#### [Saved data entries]
──────────
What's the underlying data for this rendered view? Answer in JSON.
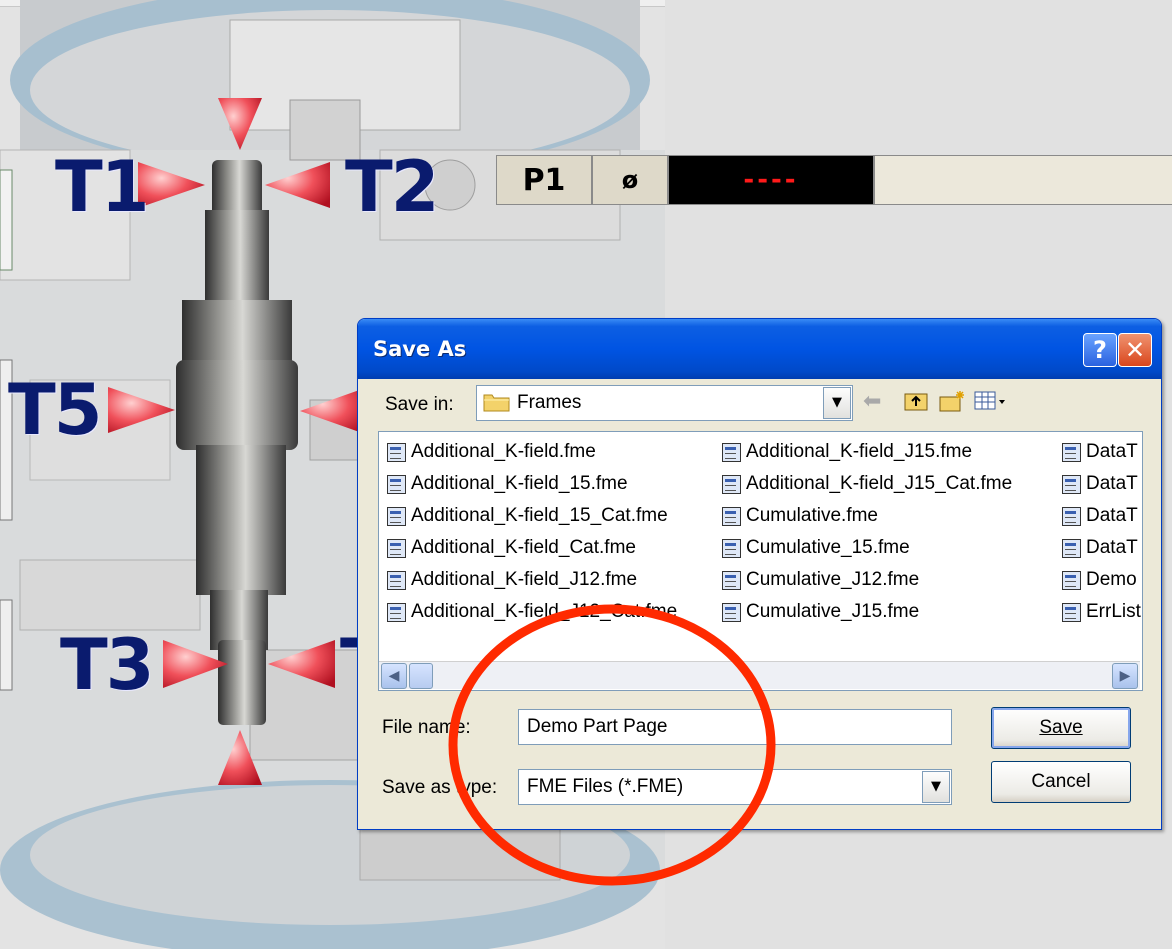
{
  "dialog": {
    "title": "Save As",
    "help_symbol": "?",
    "close_symbol": "✕",
    "save_in_label": "Save in:",
    "save_in_value": "Frames",
    "files_col1": [
      "Additional_K-field.fme",
      "Additional_K-field_15.fme",
      "Additional_K-field_15_Cat.fme",
      "Additional_K-field_Cat.fme",
      "Additional_K-field_J12.fme",
      "Additional_K-field_J12_Cat.fme"
    ],
    "files_col2": [
      "Additional_K-field_J15.fme",
      "Additional_K-field_J15_Cat.fme",
      "Cumulative.fme",
      "Cumulative_15.fme",
      "Cumulative_J12.fme",
      "Cumulative_J15.fme"
    ],
    "files_col3": [
      "DataT",
      "DataT",
      "DataT",
      "DataT",
      "Demo",
      "ErrList"
    ],
    "file_name_label": "File name:",
    "file_name_value": "Demo Part Page",
    "save_type_label": "Save as type:",
    "save_type_value": "FME Files (*.FME)",
    "save_button": "Save",
    "cancel_button": "Cancel"
  },
  "background": {
    "labels": [
      "T1",
      "T2",
      "T5",
      "T3",
      "T"
    ],
    "measure_label": "P1",
    "measure_symbol": "ø",
    "measure_value": "----"
  },
  "colors": {
    "title_bar": "#0054e3",
    "annotation_circle": "#ff2a00",
    "label_text": "#0a1b6e",
    "readout_value": "#ff1a1a"
  }
}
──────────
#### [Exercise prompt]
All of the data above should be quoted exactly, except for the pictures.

#### [Answer for the task]
What's the underlying data for this rendered view? Answer in JSON.
{
  "dialog": {
    "title": "Save As",
    "help_symbol": "?",
    "close_symbol": "✕",
    "save_in_label": "Save in:",
    "save_in_value": "Frames",
    "files_col1": [
      "Additional_K-field.fme",
      "Additional_K-field_15.fme",
      "Additional_K-field_15_Cat.fme",
      "Additional_K-field_Cat.fme",
      "Additional_K-field_J12.fme",
      "Additional_K-field_J12_Cat.fme"
    ],
    "files_col2": [
      "Additional_K-field_J15.fme",
      "Additional_K-field_J15_Cat.fme",
      "Cumulative.fme",
      "Cumulative_15.fme",
      "Cumulative_J12.fme",
      "Cumulative_J15.fme"
    ],
    "files_col3": [
      "DataT",
      "DataT",
      "DataT",
      "DataT",
      "Demo",
      "ErrList"
    ],
    "file_name_label": "File name:",
    "file_name_value": "Demo Part Page",
    "save_type_label": "Save as type:",
    "save_type_value": "FME Files (*.FME)",
    "save_button": "Save",
    "cancel_button": "Cancel"
  },
  "background": {
    "labels": [
      "T1",
      "T2",
      "T5",
      "T3",
      "T"
    ],
    "measure_label": "P1",
    "measure_symbol": "ø",
    "measure_value": "----"
  },
  "colors": {
    "title_bar": "#0054e3",
    "annotation_circle": "#ff2a00",
    "label_text": "#0a1b6e",
    "readout_value": "#ff1a1a"
  }
}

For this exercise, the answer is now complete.